Finding courage. Learning you have a brain. Going home.
Oz isn’t the only place that kind of wizardry happens, Gina Sykes-Purdiman, 21, discovered. Sometimes it’s on a rubber soccer pitch, like the one set up this weekend at the Embarcadero’s Embarcadero Plaza.
It wasn’t ruby slippers, but a royal blue soccer jersey and shorts that Sykes-Purdiman credits with bringing her home after three years on the streets. She plays right wing with Street Soccer San Francisco, a team of homeless and formerly homeless people that is part of the national Street Soccer USA, a nonprofit that helps down-and-out people learn life skills through sports.
On Saturday, the league held its first West Coast tournament at Embarcadero Plaza, just blocks from the wooden overhang at Fisherman’s Wharf where she was living last year.
But it’s now a world away for Sykes-Purdiman, who was among about 80 players from Seattle, Portland, Sacramento, Los Angeles and San Francisco competing for the trophy and a chance to make the national team on a small soccer field set up in the sun across from the Ferry Building.
“Soccer taught me how to pace myself and control my anger,” said Sykes-Purdiman, who found a single-room occupancy hotel with the help of the city’s homeless services. “It took me a while to get adjusted to socializing.”
Like many of the players, Sykes-Purdiman started life at a disadvantage. After years in a group home, she was on the street at 19, no longer eligible for care but with nowhere to go. Through her case worker, she eventually met Antoine Lagarde, the team’s coach, who brought her in.
The soccer team “gives them a support group, a structure and discipline – and the inspiration to get off the street,” Lagarde said, as he raced off to organize the teams, each in colorful team jerseys, for the opening parade through Embarcadero Plaza to the field.

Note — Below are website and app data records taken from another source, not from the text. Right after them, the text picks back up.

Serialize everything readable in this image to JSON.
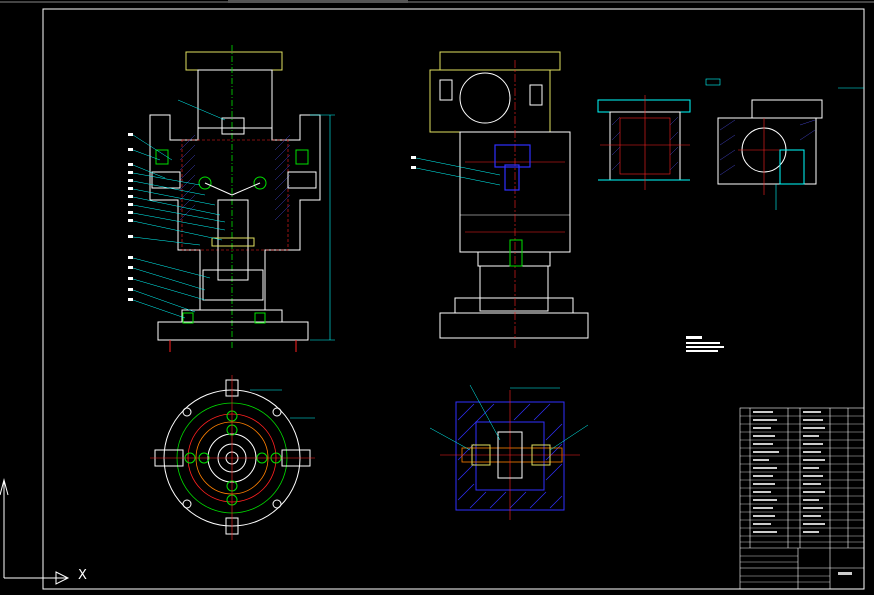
{
  "view": {
    "background": "#000000",
    "ucs_axis_label": "X"
  },
  "colors": {
    "outline": "#ffffff",
    "center_line": "#ff2020",
    "green_line": "#00e000",
    "cyan_leader": "#00ffff",
    "yellow_body": "#e0e060",
    "blue_part": "#3030ff",
    "hatch": "#4040c0",
    "orange": "#ff8000"
  },
  "icons": [
    "ucs-axis-icon"
  ]
}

Wearing a lime jersey for the Sacramento Mohawks, 46-year-old Dalbert Shaw said he’d been a meth addict for 32 years. He credits street soccer for his three years of sobriety.
“I’d probably still be using without it,” Shaw said. “This allows me to be committed to a team and be responsible. Before, I was only committed to my addiction.”
The Mohawks’ assistant coach, Robert Stanley, understands that. After dropping out of school in the ninth grade, he became homeless, addicted to drugs, and was in and out of county jail.
Has a new son
Today he’s sober and has been waiting tables for nearly two years. He is studying psychology at Folsom Lake College, and just had a healthy baby son.
“The skills I’ve learned through soccer – each player goes through a 12-week curriculum that teaches you essential job and life skills – make me a role model for my child,” Stanley said. “It’s a good life.”
Story after story among the players seem to affirm that the skills on the playing field translate to skills in the world.
Jaydee Perez Lockwood, 25, thinks so. Born to an alcoholic meth addict, Perez Lockwood spent her life in five foster homes. Like anyone dealt a hand like that, she was angry and unskilled at handling her emotions. She began drinking and taking pills at 16.
“Now I just focus my anger on the ball,” she said. “I don’t pop pills since I started playing soccer, and I control my drinking.”
She’s now enrolled at City College of San Francisco and expects to transfer to a university and study photography and coaching. She wants to start a Street Soccer team.
For now, though, her goal was more short-term: Beat the Mohawks.
At precisely noon, the teams squared off in the arena, playing on rubber mats rather than grass. Each game lasted just 14 minutes, with just four team members on the field at one time, frequently trading off.
Sykes-Purdiman was in the first round, the only woman on the field. A Mohawk intercepted her kick and booted the ball toward the goal. As Queen’s “We Will Rock You” blared from the speakers, Sacramento scored its first goal.
She traded places with another player, and San Francisco pulled ahead. The halftime score was 3-2. “Whoo! Whoo!” Sykes-Purdiman cried, hugging Perez Lockwood.
“They don’t look homeless,” said a passerby, Jim Fotenos, a lawyer on his way to work.
They didn’t. And though Street Soccer San Francisco lost, 7-6, it was clear that everyone playing the game had won.
To find out more about Street Soccer’s work with the homeless, visit streetsoccerusa.org